To remedy the perceived theological drift in seminaries, the committee recommended all convention entities “build their professional staffs and faculties from those who clearly reflect such dominant convictions and beliefs held by Southern Baptists at large.” Messengers adopted that recommendation.
The “overwhelming viewpoint” of Southern Baptists, Vines said, “was that the Bible was without error.” A majority of Peace Committee members “just felt like our institutions ought to reflect the viewpoint of the constituents.”
To Sherman, who argued against inerrancy in Peace Committee meetings and in print, the committee was destined not to achieve meaningful peace.
“Most Southern Baptists thought the Peace Committee was working toward reconciliation; in fact, we were buying time for the Fundamentalist takeover to get past a point of no return,” Sherman, who died in 2010, wrote. Only moderates were “willing to do the things that make for peace…. The winners drove the losers out.”
Eventually, Sherman grew frustrated with the committee and resigned after a year of service. Among his frustrations were objections to the so-called Glorieta Statement, a 1986 document issued by the six seminary presidents which declared the Bible “fully inspired” and “not errant in any area of reality.”
Sherman, then pastor of Broadway Baptist Church in Fort Worth, Texas, wrote that the statement “reeked with words designed to appease” conservatives though the presidents “knew what they had written was not so.”
Despite Sherman’s allegations, Midwestern President Milton Ferguson told the committee, “There is no intent in the document to use slippery language or to try to convey or connote an impression or a feeling that is misleading for public relations purposes,” according to a 1986 recording.
Subsequent discussion suggested Rogers, like Sherman, wondered whether the presidents had conveyed their true sentiments about the Bible.

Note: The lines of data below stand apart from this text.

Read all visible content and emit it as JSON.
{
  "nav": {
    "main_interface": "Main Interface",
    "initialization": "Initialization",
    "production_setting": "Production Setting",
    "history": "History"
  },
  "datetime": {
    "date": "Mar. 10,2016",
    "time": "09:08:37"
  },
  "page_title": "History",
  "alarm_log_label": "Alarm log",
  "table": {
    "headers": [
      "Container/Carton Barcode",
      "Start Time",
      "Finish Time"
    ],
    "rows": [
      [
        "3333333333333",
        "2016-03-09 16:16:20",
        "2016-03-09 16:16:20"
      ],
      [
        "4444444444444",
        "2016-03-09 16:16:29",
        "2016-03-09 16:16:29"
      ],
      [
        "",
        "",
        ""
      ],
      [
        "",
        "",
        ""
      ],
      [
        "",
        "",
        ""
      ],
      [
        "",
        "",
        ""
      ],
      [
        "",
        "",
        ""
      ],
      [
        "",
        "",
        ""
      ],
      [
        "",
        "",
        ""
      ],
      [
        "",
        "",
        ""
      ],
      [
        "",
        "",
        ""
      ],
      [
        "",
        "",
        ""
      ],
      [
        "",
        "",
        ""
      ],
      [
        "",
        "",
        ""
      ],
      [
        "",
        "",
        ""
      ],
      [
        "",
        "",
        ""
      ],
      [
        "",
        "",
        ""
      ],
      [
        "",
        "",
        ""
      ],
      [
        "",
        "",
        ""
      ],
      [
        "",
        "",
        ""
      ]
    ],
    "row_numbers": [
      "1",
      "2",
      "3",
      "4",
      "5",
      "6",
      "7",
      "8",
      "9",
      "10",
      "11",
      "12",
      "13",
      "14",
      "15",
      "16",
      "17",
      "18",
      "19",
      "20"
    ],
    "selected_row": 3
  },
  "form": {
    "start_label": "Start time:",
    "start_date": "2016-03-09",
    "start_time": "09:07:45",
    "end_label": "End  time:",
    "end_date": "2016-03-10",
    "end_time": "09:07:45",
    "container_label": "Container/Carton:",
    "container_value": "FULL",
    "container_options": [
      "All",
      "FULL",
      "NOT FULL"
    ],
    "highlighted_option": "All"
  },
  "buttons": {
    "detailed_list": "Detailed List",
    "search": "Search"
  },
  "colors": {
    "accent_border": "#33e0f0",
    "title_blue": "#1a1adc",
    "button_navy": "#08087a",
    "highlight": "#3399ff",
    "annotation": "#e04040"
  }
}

Sherman’s frustrations also stemmed from being “accused of not believing the Bible” by fellow committee members and being called “liberal” repeatedly, he wrote.
“If the Peace Committee had never met,” Sherman wrote, “the SBC would be exactly as it is today.”
‘Preventing … a split’
For their parts, Sullivan and Henry believe the Peace Committee did, in fact, make the convention more peaceful.
Sullivan, a Louisiana pastor during his Peace Committee service, said the committee’s work likely helped make the final years of the Conservative Resurgence less bitter even if it didn’t change the outcome.
The Peace Committee “slowed down the tension. It abated the tension some,” Sullivan said. “… We realized we didn’t have to get blood on our swords to make changes.”
Henry wrote that “in the long run, I believe [the Peace Committee] succeeded in preventing a major split in our denomination.”
The committee’s meetings — one of which lasted until nearly 4 a.m. — at least built camaraderie among members who did not share the same perspective on the SBC conflict. Vines recalled building friendships with Vestal and pastor-theologian William Hull. Henry “built relationships with everyone,” Sullivan said.
In recordings, all members seemed to treat Hobbs with deference and respect as an elder statesman in Baptist life, even when they disagreed with him. Jodi Chapman told BP she enjoyed Hobbs’ sense of humor and “had a great time” with him. He died in 1995.
‘Willing to sacrifice’
After three decades, Vines hopes Southern Baptists will appreciate the service of every Peace Committee member and take particular note of the sacrifice some members made.
“I would want Southern Baptists to know that there was a group of us who were willing to sacrifice … whatever necessary to return Southern Baptists to their conservative roots,” Vines said. “I’m sure we made mistakes along the way. But I believe with all my heart that our intentions and desires were noble.”